The Military Macaw probably got its name from the military personnel who first imported the birds to Europe as pets. In the wild, this parrot occurs in three subspecies throughout a large but fragmented range extending from Mexico to Argentina.
A Victim of Pet Trade
Like the Great Green, Blue-throated, and Lear's Macaws, these beautiful and intelligent parrots are popular cage birds, widely captured for the pet trade within their home countries. Another major threat to these macaws is habitat loss, caused mainly by deforestation for agriculture and settlement.
Like other parrots, Military Macaws are quite noisy; their raucous calls and shrieks can be heard far and wide as flocks travel between roosts, nests, and feeding sites.Favored foraging areas are the highest outer branches of trees, where these macaws forage for fruits and nuts.

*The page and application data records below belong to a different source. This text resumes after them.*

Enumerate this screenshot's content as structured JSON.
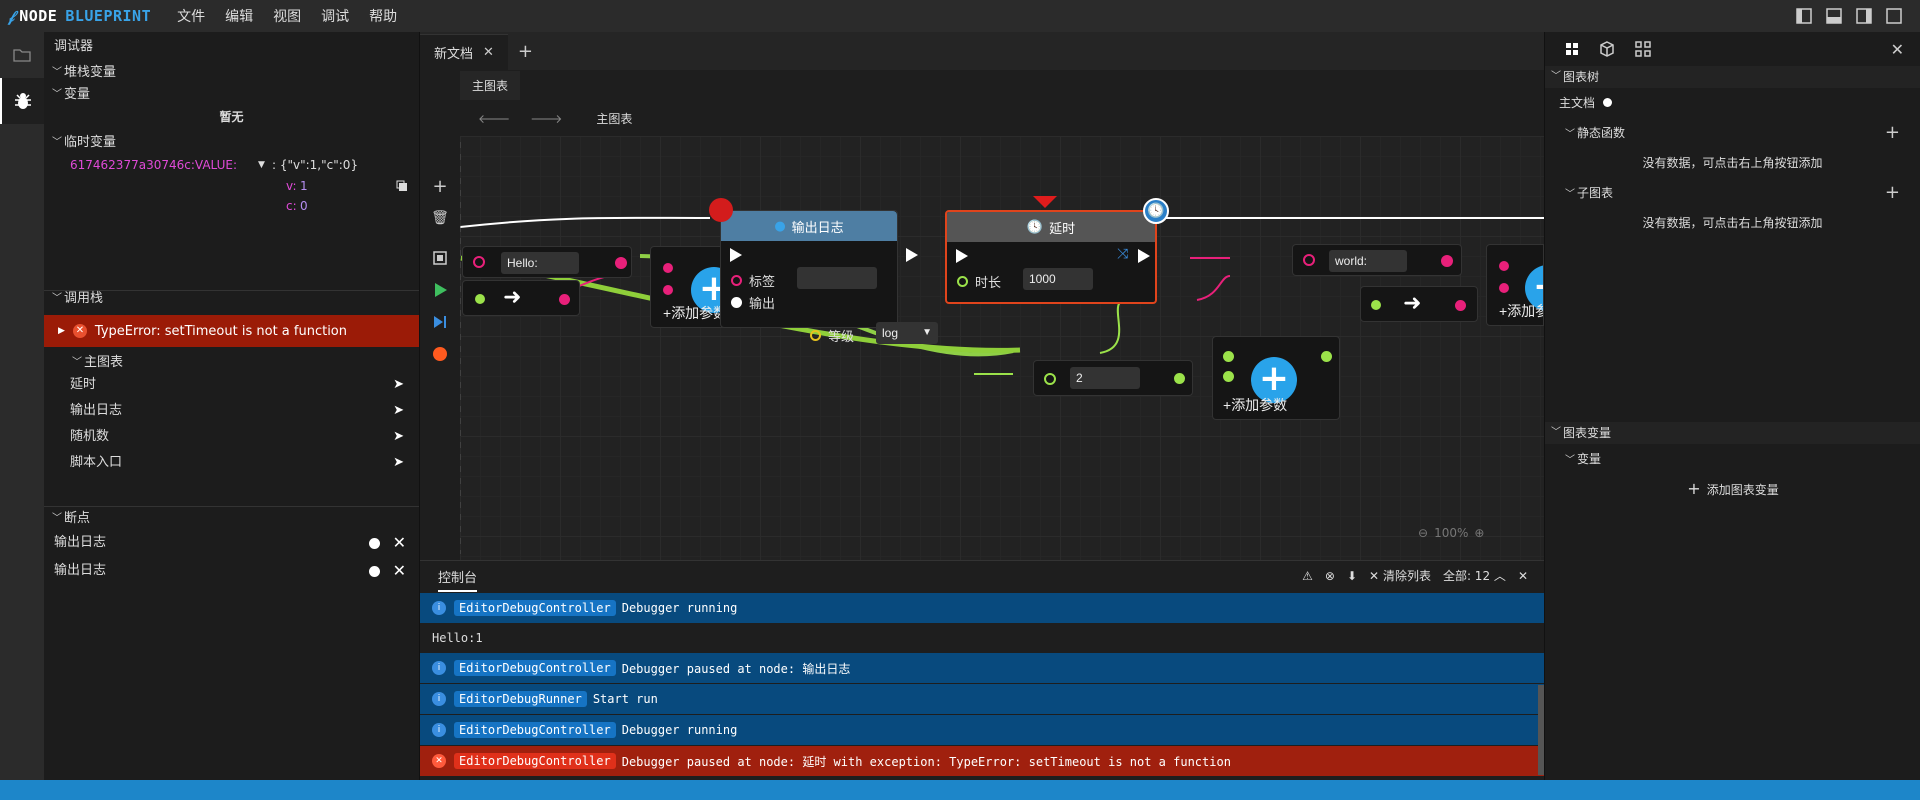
{
  "app": {
    "logo_part1": "NODE",
    "logo_part2": "BLUEPRINT"
  },
  "menu": [
    "文件",
    "编辑",
    "视图",
    "调试",
    "帮助"
  ],
  "debugger": {
    "title": "调试器",
    "stack_vars": "堆栈变量",
    "vars": "变量",
    "vars_empty": "暂无",
    "temp_vars": "临时变量",
    "temp_var_key": "617462377a30746c:VALUE:",
    "temp_var_value": ": {\"v\":1,\"c\":0}",
    "temp_var_v_key": "v:",
    "temp_var_v_val": "1",
    "temp_var_c_key": "c:",
    "temp_var_c_val": "0",
    "call_stack": "调用栈",
    "error": "TypeError: setTimeout is not a function",
    "main_graph": "主图表",
    "stack_items": [
      "延时",
      "输出日志",
      "随机数",
      "脚本入口"
    ],
    "breakpoints": "断点",
    "breakpoint_items": [
      "输出日志",
      "输出日志"
    ]
  },
  "editor": {
    "tab": "新文档",
    "subtab": "主图表",
    "breadcrumb": "主图表",
    "zoom": "100%"
  },
  "nodes": {
    "log_title": "输出日志",
    "log_label": "标签",
    "log_output": "输出",
    "log_level": "等级",
    "log_level_value": "log",
    "delay_title": "延时",
    "delay_duration": "时长",
    "delay_value": "1000",
    "str1": "Hello:",
    "str2": "world:",
    "num": "2",
    "add_param": "添加参数"
  },
  "rpanel": {
    "graph_tree": "图表树",
    "main_doc": "主文档",
    "static_funcs": "静态函数",
    "no_data": "没有数据，可点击右上角按钮添加",
    "sub_graphs": "子图表",
    "graph_vars": "图表变量",
    "vars": "变量",
    "add_var": "添加图表变量"
  },
  "console": {
    "tab": "控制台",
    "clear": "清除列表",
    "all": "全部: 12",
    "logs": [
      {
        "type": "info",
        "tag": "EditorDebugController",
        "msg": "Debugger running"
      },
      {
        "type": "plain",
        "tag": "",
        "msg": "Hello:1"
      },
      {
        "type": "info",
        "tag": "EditorDebugController",
        "msg": "Debugger paused at node: 输出日志"
      },
      {
        "type": "info",
        "tag": "EditorDebugRunner",
        "msg": "Start run"
      },
      {
        "type": "info",
        "tag": "EditorDebugController",
        "msg": "Debugger running"
      },
      {
        "type": "err",
        "tag": "EditorDebugController",
        "msg": "Debugger paused at node: 延时 with exception: TypeError: setTimeout is not a function"
      }
    ]
  },
  "colors": {
    "accent": "#1d86c9",
    "error": "#9b1b07",
    "info": "#084a7e",
    "exec_green": "#9be24a",
    "pin_pink": "#e8207a"
  }
}
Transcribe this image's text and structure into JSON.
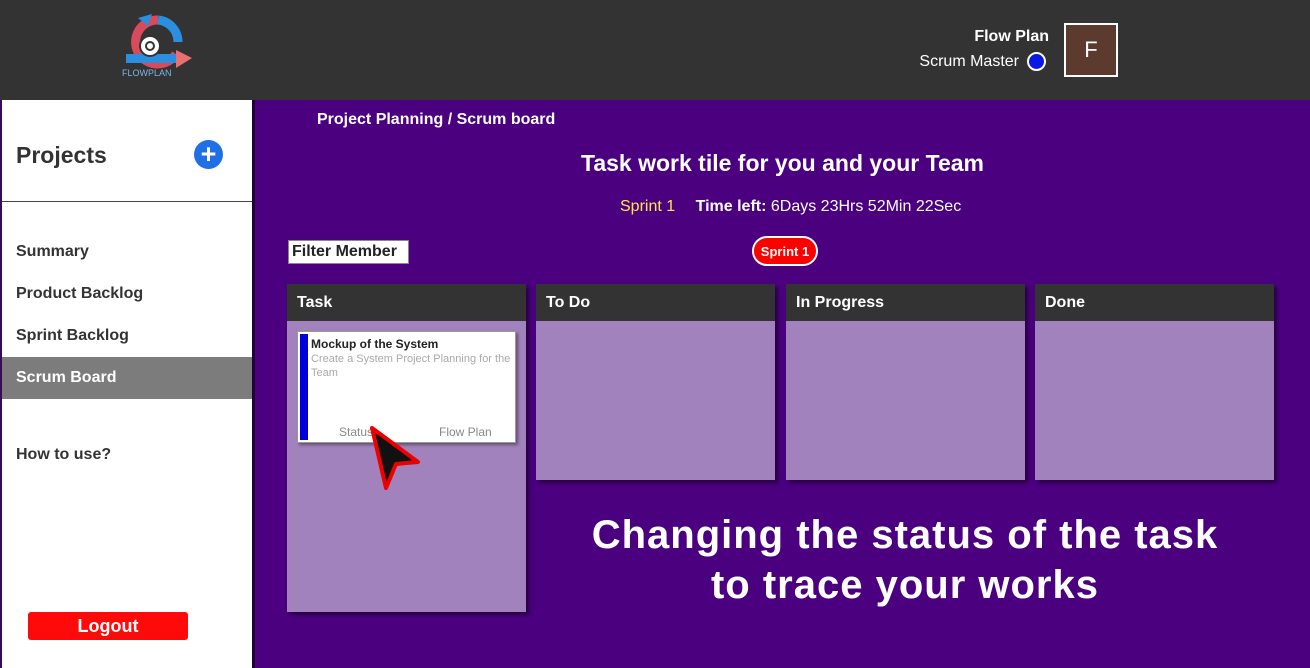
{
  "header": {
    "logo_text": "FLOWPLAN",
    "user_name": "Flow Plan",
    "user_role": "Scrum Master",
    "avatar_initial": "F"
  },
  "sidebar": {
    "projects_title": "Projects",
    "add_label": "+",
    "items": [
      {
        "label": "Summary",
        "active": false
      },
      {
        "label": "Product Backlog",
        "active": false
      },
      {
        "label": "Sprint Backlog",
        "active": false
      },
      {
        "label": "Scrum Board",
        "active": true
      }
    ],
    "how_to": "How to use?",
    "logout": "Logout"
  },
  "main": {
    "breadcrumb": "Project Planning / Scrum board",
    "title": "Task work tile for you and your Team",
    "sprint_name": "Sprint 1",
    "time_left_label": "Time left:",
    "time_left_value": "6Days 23Hrs 52Min 22Sec",
    "filter_label": "Filter Member",
    "sprint_badge": "Sprint 1",
    "columns": [
      "Task",
      "To Do",
      "In Progress",
      "Done"
    ],
    "task": {
      "title": "Mockup of the System",
      "description": "Create a System Project Planning for the Team",
      "status": "Status",
      "owner": "Flow Plan"
    },
    "caption_line1": "Changing the status of the task",
    "caption_line2": "to trace your works"
  },
  "colors": {
    "main_bg": "#4b0080",
    "column_body": "#a282bc",
    "header_bg": "#333333",
    "logout_red": "#ff0a0a",
    "sprint_yellow": "#ffe84a",
    "task_bar_blue": "#0000dd"
  }
}
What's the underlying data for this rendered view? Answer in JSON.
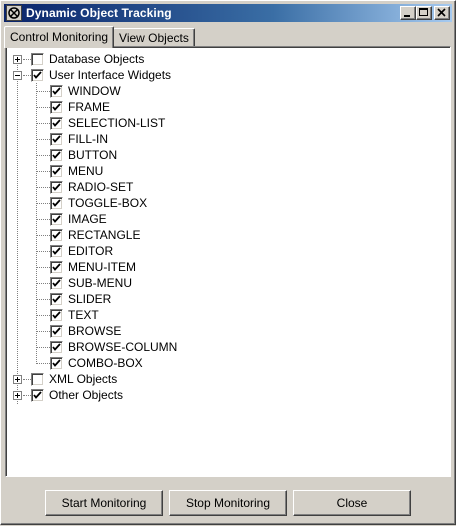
{
  "window": {
    "title": "Dynamic Object Tracking",
    "icon": "app-icon"
  },
  "tabs": [
    {
      "label": "Control Monitoring",
      "active": true
    },
    {
      "label": "View Objects",
      "active": false
    }
  ],
  "tree": {
    "database": {
      "label": "Database Objects",
      "checked": false,
      "expanded": false
    },
    "ui_widgets": {
      "label": "User Interface Widgets",
      "checked": true,
      "expanded": true,
      "children": [
        {
          "label": "WINDOW",
          "checked": true
        },
        {
          "label": "FRAME",
          "checked": true
        },
        {
          "label": "SELECTION-LIST",
          "checked": true
        },
        {
          "label": "FILL-IN",
          "checked": true
        },
        {
          "label": "BUTTON",
          "checked": true
        },
        {
          "label": "MENU",
          "checked": true
        },
        {
          "label": "RADIO-SET",
          "checked": true
        },
        {
          "label": "TOGGLE-BOX",
          "checked": true
        },
        {
          "label": "IMAGE",
          "checked": true
        },
        {
          "label": "RECTANGLE",
          "checked": true
        },
        {
          "label": "EDITOR",
          "checked": true
        },
        {
          "label": "MENU-ITEM",
          "checked": true
        },
        {
          "label": "SUB-MENU",
          "checked": true
        },
        {
          "label": "SLIDER",
          "checked": true
        },
        {
          "label": "TEXT",
          "checked": true
        },
        {
          "label": "BROWSE",
          "checked": true
        },
        {
          "label": "BROWSE-COLUMN",
          "checked": true
        },
        {
          "label": "COMBO-BOX",
          "checked": true
        }
      ]
    },
    "xml": {
      "label": "XML Objects",
      "checked": false,
      "expanded": false
    },
    "other": {
      "label": "Other Objects",
      "checked": true,
      "expanded": false
    }
  },
  "buttons": {
    "start": "Start Monitoring",
    "stop": "Stop Monitoring",
    "close": "Close"
  }
}
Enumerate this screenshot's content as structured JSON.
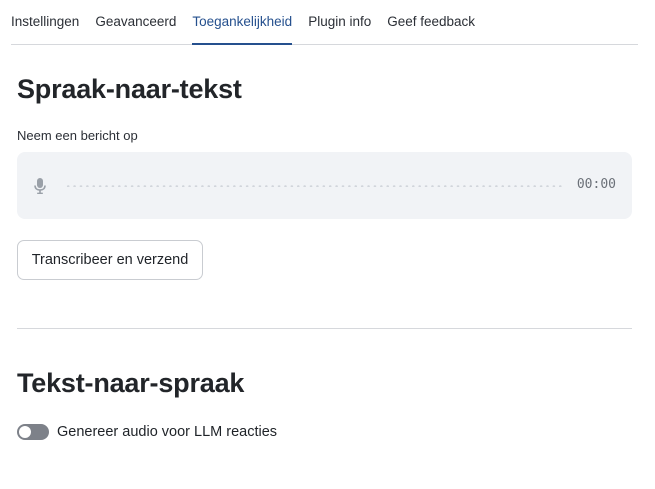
{
  "tabs": [
    {
      "label": "Instellingen",
      "active": false
    },
    {
      "label": "Geavanceerd",
      "active": false
    },
    {
      "label": "Toegankelijkheid",
      "active": true
    },
    {
      "label": "Plugin info",
      "active": false
    },
    {
      "label": "Geef feedback",
      "active": false
    }
  ],
  "accent_color": "#25508e",
  "speech_to_text": {
    "title": "Spraak-naar-tekst",
    "record_label": "Neem een bericht op",
    "mic_icon": "microphone-icon",
    "timer": "00:00",
    "transcribe_button": "Transcribeer en verzend"
  },
  "text_to_speech": {
    "title": "Tekst-naar-spraak",
    "toggle_label": "Genereer audio voor LLM reacties",
    "toggle_on": false
  }
}
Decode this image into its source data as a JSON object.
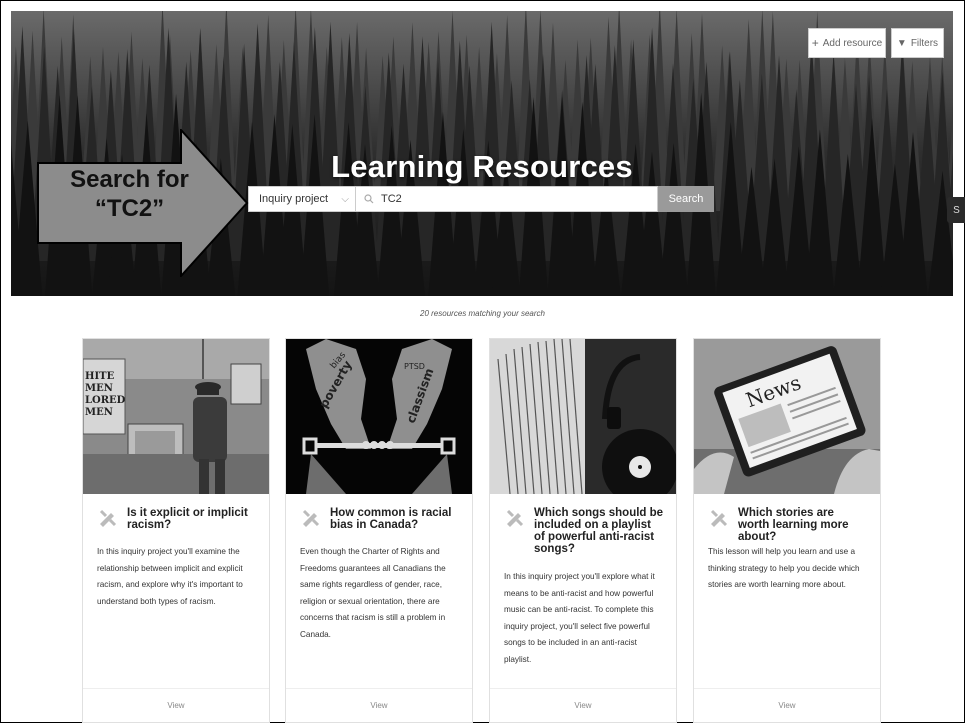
{
  "header": {
    "title": "Learning Resources",
    "add_resource_label": "Add resource",
    "filters_label": "Filters"
  },
  "search": {
    "select_value": "Inquiry project",
    "query": "TC2",
    "button_label": "Search"
  },
  "callout": {
    "line1": "Search for",
    "line2": "“TC2”"
  },
  "side_tab_label": "S",
  "results": {
    "count_text": "20 resources matching your search"
  },
  "cards": [
    {
      "title": "Is it explicit or implicit racism?",
      "description": "In this inquiry project you'll examine the relationship between implicit and explicit racism, and explore why it's important to understand both types of racism.",
      "view_label": "View",
      "image_text": "HITE MEN LORED MEN"
    },
    {
      "title": "How common is racial bias in Canada?",
      "description": "Even though the Charter of Rights and Freedoms guarantees all Canadians the same rights regardless of gender, race, religion or sexual orientation, there are concerns that racism is still a problem in Canada.",
      "view_label": "View",
      "image_text": "bias PTSD poverty classism"
    },
    {
      "title": "Which songs should be included on a playlist of powerful anti-racist songs?",
      "description": "In this inquiry project you'll explore what it means to be anti-racist and how powerful music can be anti-racist. To complete this inquiry project, you'll select five powerful songs to be included in an anti-racist playlist.",
      "view_label": "View",
      "image_text": ""
    },
    {
      "title": "Which stories are worth learning more about?",
      "description": "This lesson will help you learn and use a thinking strategy to help you decide which stories are worth learning more about.",
      "view_label": "View",
      "image_text": "News"
    }
  ]
}
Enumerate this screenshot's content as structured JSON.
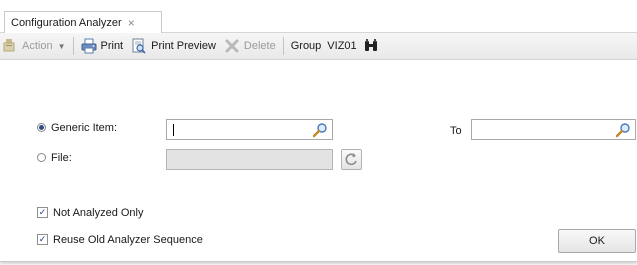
{
  "tab": {
    "title": "Configuration Analyzer",
    "close_glyph": "×"
  },
  "toolbar": {
    "action_label": "Action",
    "print_label": "Print",
    "print_preview_label": "Print Preview",
    "delete_label": "Delete",
    "group_label": "Group",
    "group_value": "VIZ01"
  },
  "form": {
    "generic_item_label": "Generic Item:",
    "generic_item_value": "",
    "generic_item_selected": true,
    "to_label": "To",
    "to_value": "",
    "file_label": "File:",
    "file_value": "",
    "file_selected": false,
    "not_analyzed_only_label": "Not Analyzed Only",
    "not_analyzed_only_checked": true,
    "reuse_sequence_label": "Reuse Old Analyzer Sequence",
    "reuse_sequence_checked": true
  },
  "buttons": {
    "ok_label": "OK"
  },
  "icons": {
    "action": "action-icon",
    "print": "printer-icon",
    "print_preview": "print-preview-icon",
    "delete": "delete-x-icon",
    "group": "binoculars-icon",
    "search": "magnifier-icon",
    "file_browse": "folder-refresh-icon"
  },
  "colors": {
    "accent": "#2f4e84",
    "disabled_text": "#9b9b9b",
    "disabled_field": "#e3e3e3"
  }
}
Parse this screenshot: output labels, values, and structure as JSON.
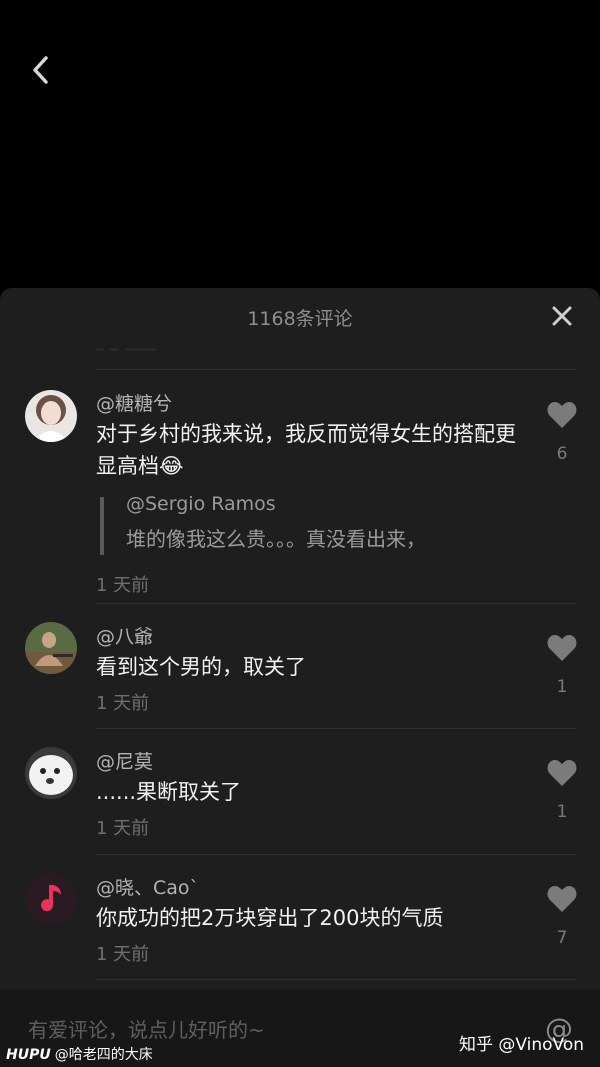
{
  "sheet": {
    "title": "1168条评论"
  },
  "comments": [
    {
      "username": "@糖糖兮",
      "text": "对于乡村的我来说，我反而觉得女生的搭配更显高档😂",
      "quote": {
        "username": "@Sergio Ramos",
        "text": "堆的像我这么贵。。。真没看出来，"
      },
      "time": "1 天前",
      "likes": "6"
    },
    {
      "username": "@八爺",
      "text": "看到这个男的，取关了",
      "time": "1 天前",
      "likes": "1"
    },
    {
      "username": "@尼莫",
      "text": "......果断取关了",
      "time": "1 天前",
      "likes": "1"
    },
    {
      "username": "@晓、Cao`",
      "text": "你成功的把2万块穿出了200块的气质",
      "time": "1 天前",
      "likes": "7"
    }
  ],
  "input": {
    "placeholder": "有爱评论，说点儿好听的~",
    "at_symbol": "@"
  },
  "watermark": {
    "brand": "HUPU",
    "handle": "@哈老四的大床",
    "zhihu": "知乎 @VinoVon"
  },
  "colors": {
    "accent_music": "#e8335a"
  }
}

They nest in tree cavities and on high cliff faces. Once mated, pairs stay together for life.
Sign up for ABC's eNews to learn how you can help protect birds
Protecting the Military Macaw
ABC recently helped to protect additional acreage at Ecuador's Narupa Reserve to protect the Military Macaw and other threatened resident and migrant bird species, including the Cerulean Warbler. Other migrants seen here include Canada Warbler, Olive-sided Flycatcher, and Swainson's Thrush.
ABC's Benjamin Skolnik calls the reserve expansion “just the beginning of what we aim to be a much larger effort to consolidate forests for wintering warblers and other migrants in Latin America.”
Donate to support ABC's conservation mission!